The findings reflect research by this publication's parent, customer demand is pushing the growth of Health Savings Accounts.A majority of the nearly 1,200 financial institutions responding to a recent Wolters Kluwer Financial Services survey say they are offering their customers Health Savings Accounts (HSAs).
The report said that the top reason they are doing so is customer demand.
Sixty-two percent of the survey's respondents, a majority of which were community banks and credit unions, said they are offering HSAs while more than one in three of the respondents who said they weren't, are planning to do so in the next three months.
Customer demand topped the list of reasons institutions began offering HSAs (80 percent).
Concurrent with the Wolters Kulwer release, American Banker reported that some bankers already in the space were disappointed with the results so far.

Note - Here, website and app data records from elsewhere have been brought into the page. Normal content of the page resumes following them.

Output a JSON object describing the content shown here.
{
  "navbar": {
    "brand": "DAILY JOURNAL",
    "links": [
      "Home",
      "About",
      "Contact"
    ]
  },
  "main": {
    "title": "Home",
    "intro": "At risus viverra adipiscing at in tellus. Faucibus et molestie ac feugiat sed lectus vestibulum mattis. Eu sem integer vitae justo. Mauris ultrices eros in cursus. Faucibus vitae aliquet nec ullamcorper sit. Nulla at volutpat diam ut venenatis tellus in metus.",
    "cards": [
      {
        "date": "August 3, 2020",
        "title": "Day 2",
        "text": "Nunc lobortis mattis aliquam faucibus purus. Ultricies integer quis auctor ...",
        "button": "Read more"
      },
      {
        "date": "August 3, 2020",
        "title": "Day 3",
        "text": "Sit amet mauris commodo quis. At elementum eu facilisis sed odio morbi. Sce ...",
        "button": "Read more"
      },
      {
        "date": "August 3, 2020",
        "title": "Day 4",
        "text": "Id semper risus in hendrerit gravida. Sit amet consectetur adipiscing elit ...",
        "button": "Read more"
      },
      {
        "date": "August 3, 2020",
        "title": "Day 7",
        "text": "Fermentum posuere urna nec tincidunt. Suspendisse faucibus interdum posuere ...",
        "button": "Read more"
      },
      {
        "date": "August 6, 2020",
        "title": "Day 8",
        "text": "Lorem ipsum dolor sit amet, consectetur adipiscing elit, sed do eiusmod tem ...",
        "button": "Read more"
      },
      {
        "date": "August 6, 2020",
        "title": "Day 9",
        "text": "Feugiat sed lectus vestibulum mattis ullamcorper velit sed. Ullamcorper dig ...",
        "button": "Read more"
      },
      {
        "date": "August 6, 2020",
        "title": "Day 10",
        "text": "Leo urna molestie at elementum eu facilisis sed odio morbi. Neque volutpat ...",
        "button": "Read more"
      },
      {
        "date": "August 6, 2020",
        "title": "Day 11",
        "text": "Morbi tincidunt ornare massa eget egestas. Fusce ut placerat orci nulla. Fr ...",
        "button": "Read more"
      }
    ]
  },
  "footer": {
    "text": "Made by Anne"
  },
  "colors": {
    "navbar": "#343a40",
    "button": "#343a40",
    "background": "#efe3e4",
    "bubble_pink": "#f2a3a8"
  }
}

They did say demand had picked up considerably in the fourth quarter of 2007.
Information Strategies Inc,(ISI) this publlication's parent, is projecting a significant increase in HSA-insured Americans and in custodial accounts starting January, 2008.
Second on the list was the ability HSAs give them to generate new accounts (58 percent), with increasing cross-sell opportunities (51 percent) and growing revenue (51 percent) also noted as significant reasons.

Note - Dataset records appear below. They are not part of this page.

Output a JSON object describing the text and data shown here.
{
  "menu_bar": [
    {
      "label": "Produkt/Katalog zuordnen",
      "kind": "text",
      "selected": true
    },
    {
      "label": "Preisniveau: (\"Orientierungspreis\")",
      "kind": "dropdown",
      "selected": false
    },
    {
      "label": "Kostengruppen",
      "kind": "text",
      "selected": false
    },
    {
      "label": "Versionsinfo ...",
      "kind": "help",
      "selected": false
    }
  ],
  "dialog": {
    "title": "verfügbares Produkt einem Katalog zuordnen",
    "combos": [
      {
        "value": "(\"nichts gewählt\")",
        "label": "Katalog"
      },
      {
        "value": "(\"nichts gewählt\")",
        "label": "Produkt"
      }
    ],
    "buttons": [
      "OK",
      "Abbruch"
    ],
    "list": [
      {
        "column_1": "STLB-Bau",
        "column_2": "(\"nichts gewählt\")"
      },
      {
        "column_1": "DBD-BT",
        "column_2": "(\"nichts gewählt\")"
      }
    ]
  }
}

These findings reflect ISI's predictions made in early 2007. Those findings strongly urged financial institutions to offer HSAs.
Of the nearly 1,200 financial institutions surveyed by Wolters Kluwer, approximately 24 percent said they had no plans to offer HSAs or weren't sure of their plans to do so.
These institutions cited customer demand, lack of understanding of HSAs and lack of management interest in offering HSAs as reasons.
While HSAs are growing in popularity with financial institutions, customers are still in the early stages of adoption, which may explain why customer demand is cited as both the number one reason institutions began or have not yet begun offering HSAs.
The majority of institutions responding to the survey reported a small number of HSA accounts.
Sixty-nine percent of respondents reported 100 or less HSA accounts, 18 percent reported 101 to 500 accounts and seven percent listed more than 500.
"Banks and credit unions know HSAs present them with a significant business opportunity and additional way to better serve their customers," said Dave Roy, vice president and general manager, Banking, Wolters Kluwer Financial Services.
"But it's also evident that this market is still relatively untapped, and the greatest potential lies ahead, especially as healthcare costs continue to climb and consumers look for more effective ways to save and finance those costs," he added.
Wolters Kluwer Financial Services offers financial institutions a comprehensive, compliance-based set of HSA solutions. To review the complete report got www.wolterskluwerfs.com/results.